Instructions to follow: All of the data that follows needs to be printed again, exactly as it reads.

Excerpted records:

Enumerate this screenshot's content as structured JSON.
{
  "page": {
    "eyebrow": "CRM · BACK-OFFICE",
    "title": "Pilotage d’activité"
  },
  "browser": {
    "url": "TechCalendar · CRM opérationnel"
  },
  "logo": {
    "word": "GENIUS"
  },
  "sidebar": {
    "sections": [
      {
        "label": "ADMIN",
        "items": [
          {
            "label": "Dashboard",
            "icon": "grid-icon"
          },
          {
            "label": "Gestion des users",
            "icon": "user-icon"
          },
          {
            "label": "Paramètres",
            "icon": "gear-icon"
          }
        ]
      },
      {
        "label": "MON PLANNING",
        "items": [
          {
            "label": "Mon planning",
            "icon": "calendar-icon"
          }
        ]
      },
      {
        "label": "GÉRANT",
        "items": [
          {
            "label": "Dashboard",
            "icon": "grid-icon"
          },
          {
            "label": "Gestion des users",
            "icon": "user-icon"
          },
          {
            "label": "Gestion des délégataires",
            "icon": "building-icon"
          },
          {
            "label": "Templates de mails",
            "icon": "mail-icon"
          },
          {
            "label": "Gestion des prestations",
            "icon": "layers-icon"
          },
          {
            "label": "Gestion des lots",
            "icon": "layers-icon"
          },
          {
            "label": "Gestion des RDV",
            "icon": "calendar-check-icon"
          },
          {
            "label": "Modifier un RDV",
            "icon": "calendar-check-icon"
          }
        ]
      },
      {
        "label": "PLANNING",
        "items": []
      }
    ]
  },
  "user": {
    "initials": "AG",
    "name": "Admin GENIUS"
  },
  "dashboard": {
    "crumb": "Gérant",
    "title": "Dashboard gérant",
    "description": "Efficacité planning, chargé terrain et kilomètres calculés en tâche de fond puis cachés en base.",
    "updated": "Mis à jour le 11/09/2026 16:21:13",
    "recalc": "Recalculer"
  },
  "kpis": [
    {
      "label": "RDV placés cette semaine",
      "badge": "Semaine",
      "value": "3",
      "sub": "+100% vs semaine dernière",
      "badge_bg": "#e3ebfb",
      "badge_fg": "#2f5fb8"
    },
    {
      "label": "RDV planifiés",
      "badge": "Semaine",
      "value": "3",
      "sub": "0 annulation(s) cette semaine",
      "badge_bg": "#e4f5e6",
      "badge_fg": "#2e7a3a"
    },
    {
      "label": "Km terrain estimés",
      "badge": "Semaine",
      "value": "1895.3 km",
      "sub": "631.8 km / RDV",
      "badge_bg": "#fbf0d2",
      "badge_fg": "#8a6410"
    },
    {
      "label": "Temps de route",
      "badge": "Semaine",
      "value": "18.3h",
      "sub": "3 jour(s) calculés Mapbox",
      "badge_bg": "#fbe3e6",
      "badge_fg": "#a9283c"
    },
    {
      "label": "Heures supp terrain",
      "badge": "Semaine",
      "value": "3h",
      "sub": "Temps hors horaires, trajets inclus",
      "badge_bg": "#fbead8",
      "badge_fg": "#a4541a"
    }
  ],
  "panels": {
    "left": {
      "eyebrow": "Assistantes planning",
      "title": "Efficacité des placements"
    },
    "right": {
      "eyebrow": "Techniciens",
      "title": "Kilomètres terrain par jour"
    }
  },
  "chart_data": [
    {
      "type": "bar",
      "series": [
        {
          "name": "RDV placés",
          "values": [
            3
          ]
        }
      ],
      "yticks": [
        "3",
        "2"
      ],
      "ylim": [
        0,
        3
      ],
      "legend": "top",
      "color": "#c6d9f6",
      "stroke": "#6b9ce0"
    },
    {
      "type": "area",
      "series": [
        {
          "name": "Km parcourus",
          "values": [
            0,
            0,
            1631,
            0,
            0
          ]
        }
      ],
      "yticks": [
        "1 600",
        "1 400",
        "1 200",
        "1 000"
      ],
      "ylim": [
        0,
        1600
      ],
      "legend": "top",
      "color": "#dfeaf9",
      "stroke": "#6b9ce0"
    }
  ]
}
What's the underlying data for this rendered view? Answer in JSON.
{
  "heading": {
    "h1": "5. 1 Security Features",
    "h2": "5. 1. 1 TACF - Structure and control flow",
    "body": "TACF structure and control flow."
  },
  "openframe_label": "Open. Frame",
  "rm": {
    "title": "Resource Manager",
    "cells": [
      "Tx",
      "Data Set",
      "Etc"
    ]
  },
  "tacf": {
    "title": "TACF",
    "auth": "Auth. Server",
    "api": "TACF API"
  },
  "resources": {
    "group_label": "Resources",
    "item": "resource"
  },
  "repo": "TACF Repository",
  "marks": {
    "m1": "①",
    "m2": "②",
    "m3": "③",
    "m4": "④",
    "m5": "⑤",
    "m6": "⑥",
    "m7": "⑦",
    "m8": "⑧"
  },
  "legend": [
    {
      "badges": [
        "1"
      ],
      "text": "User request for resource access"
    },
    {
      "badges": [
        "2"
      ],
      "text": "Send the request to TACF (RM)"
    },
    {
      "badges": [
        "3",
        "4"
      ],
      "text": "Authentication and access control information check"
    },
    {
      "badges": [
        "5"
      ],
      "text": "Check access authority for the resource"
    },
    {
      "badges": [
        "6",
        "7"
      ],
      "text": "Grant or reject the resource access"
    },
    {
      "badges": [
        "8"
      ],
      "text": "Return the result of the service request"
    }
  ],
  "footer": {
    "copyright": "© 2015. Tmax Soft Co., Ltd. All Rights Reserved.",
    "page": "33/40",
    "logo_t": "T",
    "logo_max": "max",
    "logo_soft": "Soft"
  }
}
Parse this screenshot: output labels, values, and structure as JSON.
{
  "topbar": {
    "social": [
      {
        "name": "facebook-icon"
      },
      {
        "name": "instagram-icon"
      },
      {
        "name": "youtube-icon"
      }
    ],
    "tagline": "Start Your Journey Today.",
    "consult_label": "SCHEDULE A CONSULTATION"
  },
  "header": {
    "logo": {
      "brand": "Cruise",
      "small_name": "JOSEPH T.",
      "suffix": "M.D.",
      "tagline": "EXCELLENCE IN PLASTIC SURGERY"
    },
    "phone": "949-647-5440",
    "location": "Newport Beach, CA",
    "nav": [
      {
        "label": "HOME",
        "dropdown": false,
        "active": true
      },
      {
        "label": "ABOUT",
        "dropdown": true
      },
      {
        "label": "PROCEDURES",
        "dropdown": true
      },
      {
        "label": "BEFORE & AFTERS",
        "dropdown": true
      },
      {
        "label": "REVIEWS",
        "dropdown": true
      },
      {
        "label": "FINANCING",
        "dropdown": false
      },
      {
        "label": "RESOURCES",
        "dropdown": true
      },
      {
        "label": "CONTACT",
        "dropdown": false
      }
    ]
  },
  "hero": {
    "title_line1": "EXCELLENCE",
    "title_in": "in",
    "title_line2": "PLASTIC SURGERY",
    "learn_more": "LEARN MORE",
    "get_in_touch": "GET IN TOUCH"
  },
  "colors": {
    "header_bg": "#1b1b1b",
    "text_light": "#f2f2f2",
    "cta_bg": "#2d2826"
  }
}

Task result:
Enumerate this screenshot's content as structured JSON.
{
  "page": {
    "eyebrow": "CRM · BACK-OFFICE",
    "title": "Pilotage d’activité"
  },
  "browser": {
    "url": "TechCalendar · CRM opérationnel"
  },
  "logo": {
    "word": "GENIUS"
  },
  "sidebar": {
    "sections": [
      {
        "label": "ADMIN",
        "items": [
          {
            "label": "Dashboard",
            "icon": "grid-icon"
          },
          {
            "label": "Gestion des users",
            "icon": "user-icon"
          },
          {
            "label": "Paramètres",
            "icon": "gear-icon"
          }
        ]
      },
      {
        "label": "MON PLANNING",
        "items": [
          {
            "label": "Mon planning",
            "icon": "calendar-icon"
          }
        ]
      },
      {
        "label": "GÉRANT",
        "items": [
          {
            "label": "Dashboard",
            "icon": "grid-icon"
          },
          {
            "label": "Gestion des users",
            "icon": "user-icon"
          },
          {
            "label": "Gestion des délégataires",
            "icon": "building-icon"
          },
          {
            "label": "Templates de mails",
            "icon": "mail-icon"
          },
          {
            "label": "Gestion des prestations",
            "icon": "layers-icon"
          },
          {
            "label": "Gestion des lots",
            "icon": "layers-icon"
          },
          {
            "label": "Gestion des RDV",
            "icon": "calendar-check-icon"
          },
          {
            "label": "Modifier un RDV",
            "icon": "calendar-check-icon"
          }
        ]
      },
      {
        "label": "PLANNING",
        "items": []
      }
    ]
  },
  "user": {
    "initials": "AG",
    "name": "Admin GENIUS"
  },
  "dashboard": {
    "crumb": "Gérant",
    "title": "Dashboard gérant",
    "description": "Efficacité planning, chargé terrain et kilomètres calculés en tâche de fond puis cachés en base.",
    "updated": "Mis à jour le 11/09/2026 16:21:13",
    "recalc": "Recalculer"
  },
  "kpis": [
    {
      "label": "RDV placés cette semaine",
      "badge": "Semaine",
      "value": "3",
      "sub": "+100% vs semaine dernière",
      "badge_bg": "#e3ebfb",
      "badge_fg": "#2f5fb8"
    },
    {
      "label": "RDV planifiés",
      "badge": "Semaine",
      "value": "3",
      "sub": "0 annulation(s) cette semaine",
      "badge_bg": "#e4f5e6",
      "badge_fg": "#2e7a3a"
    },
    {
      "label": "Km terrain estimés",
      "badge": "Semaine",
      "value": "1895.3 km",
      "sub": "631.8 km / RDV",
      "badge_bg": "#fbf0d2",
      "badge_fg": "#8a6410"
    },
    {
      "label": "Temps de route",
      "badge": "Semaine",
      "value": "18.3h",
      "sub": "3 jour(s) calculés Mapbox",
      "badge_bg": "#fbe3e6",
      "badge_fg": "#a9283c"
    },
    {
      "label": "Heures supp terrain",
      "badge": "Semaine",
      "value": "3h",
      "sub": "Temps hors horaires, trajets inclus",
      "badge_bg": "#fbead8",
      "badge_fg": "#a4541a"
    }
  ],
  "panels": {
    "left": {
      "eyebrow": "Assistantes planning",
      "title": "Efficacité des placements"
    },
    "right": {
      "eyebrow": "Techniciens",
      "title": "Kilomètres terrain par jour"
    }
  },
  "chart_data": [
    {
      "type": "bar",
      "series": [
        {
          "name": "RDV placés",
          "values": [
            3
          ]
        }
      ],
      "yticks": [
        "3",
        "2"
      ],
      "ylim": [
        0,
        3
      ],
      "legend": "top",
      "color": "#c6d9f6",
      "stroke": "#6b9ce0"
    },
    {
      "type": "area",
      "series": [
        {
          "name": "Km parcourus",
          "values": [
            0,
            0,
            1631,
            0,
            0
          ]
        }
      ],
      "yticks": [
        "1 600",
        "1 400",
        "1 200",
        "1 000"
      ],
      "ylim": [
        0,
        1600
      ],
      "legend": "top",
      "color": "#dfeaf9",
      "stroke": "#6b9ce0"
    }
  ]
}
What's the underlying data for this rendered view? Answer in JSON.
{
  "heading": {
    "h1": "5. 1 Security Features",
    "h2": "5. 1. 1 TACF - Structure and control flow",
    "body": "TACF structure and control flow."
  },
  "openframe_label": "Open. Frame",
  "rm": {
    "title": "Resource Manager",
    "cells": [
      "Tx",
      "Data Set",
      "Etc"
    ]
  },
  "tacf": {
    "title": "TACF",
    "auth": "Auth. Server",
    "api": "TACF API"
  },
  "resources": {
    "group_label": "Resources",
    "item": "resource"
  },
  "repo": "TACF Repository",
  "marks": {
    "m1": "①",
    "m2": "②",
    "m3": "③",
    "m4": "④",
    "m5": "⑤",
    "m6": "⑥",
    "m7": "⑦",
    "m8": "⑧"
  },
  "legend": [
    {
      "badges": [
        "1"
      ],
      "text": "User request for resource access"
    },
    {
      "badges": [
        "2"
      ],
      "text": "Send the request to TACF (RM)"
    },
    {
      "badges": [
        "3",
        "4"
      ],
      "text": "Authentication and access control information check"
    },
    {
      "badges": [
        "5"
      ],
      "text": "Check access authority for the resource"
    },
    {
      "badges": [
        "6",
        "7"
      ],
      "text": "Grant or reject the resource access"
    },
    {
      "badges": [
        "8"
      ],
      "text": "Return the result of the service request"
    }
  ],
  "footer": {
    "copyright": "© 2015. Tmax Soft Co., Ltd. All Rights Reserved.",
    "page": "33/40",
    "logo_t": "T",
    "logo_max": "max",
    "logo_soft": "Soft"
  }
}
Parse this screenshot: output labels, values, and structure as JSON.
{
  "topbar": {
    "social": [
      {
        "name": "facebook-icon"
      },
      {
        "name": "instagram-icon"
      },
      {
        "name": "youtube-icon"
      }
    ],
    "tagline": "Start Your Journey Today.",
    "consult_label": "SCHEDULE A CONSULTATION"
  },
  "header": {
    "logo": {
      "brand": "Cruise",
      "small_name": "JOSEPH T.",
      "suffix": "M.D.",
      "tagline": "EXCELLENCE IN PLASTIC SURGERY"
    },
    "phone": "949-647-5440",
    "location": "Newport Beach, CA",
    "nav": [
      {
        "label": "HOME",
        "dropdown": false,
        "active": true
      },
      {
        "label": "ABOUT",
        "dropdown": true
      },
      {
        "label": "PROCEDURES",
        "dropdown": true
      },
      {
        "label": "BEFORE & AFTERS",
        "dropdown": true
      },
      {
        "label": "REVIEWS",
        "dropdown": true
      },
      {
        "label": "FINANCING",
        "dropdown": false
      },
      {
        "label": "RESOURCES",
        "dropdown": true
      },
      {
        "label": "CONTACT",
        "dropdown": false
      }
    ]
  },
  "hero": {
    "title_line1": "EXCELLENCE",
    "title_in": "in",
    "title_line2": "PLASTIC SURGERY",
    "learn_more": "LEARN MORE",
    "get_in_touch": "GET IN TOUCH"
  },
  "colors": {
    "header_bg": "#1b1b1b",
    "text_light": "#f2f2f2",
    "cta_bg": "#2d2826"
  }
}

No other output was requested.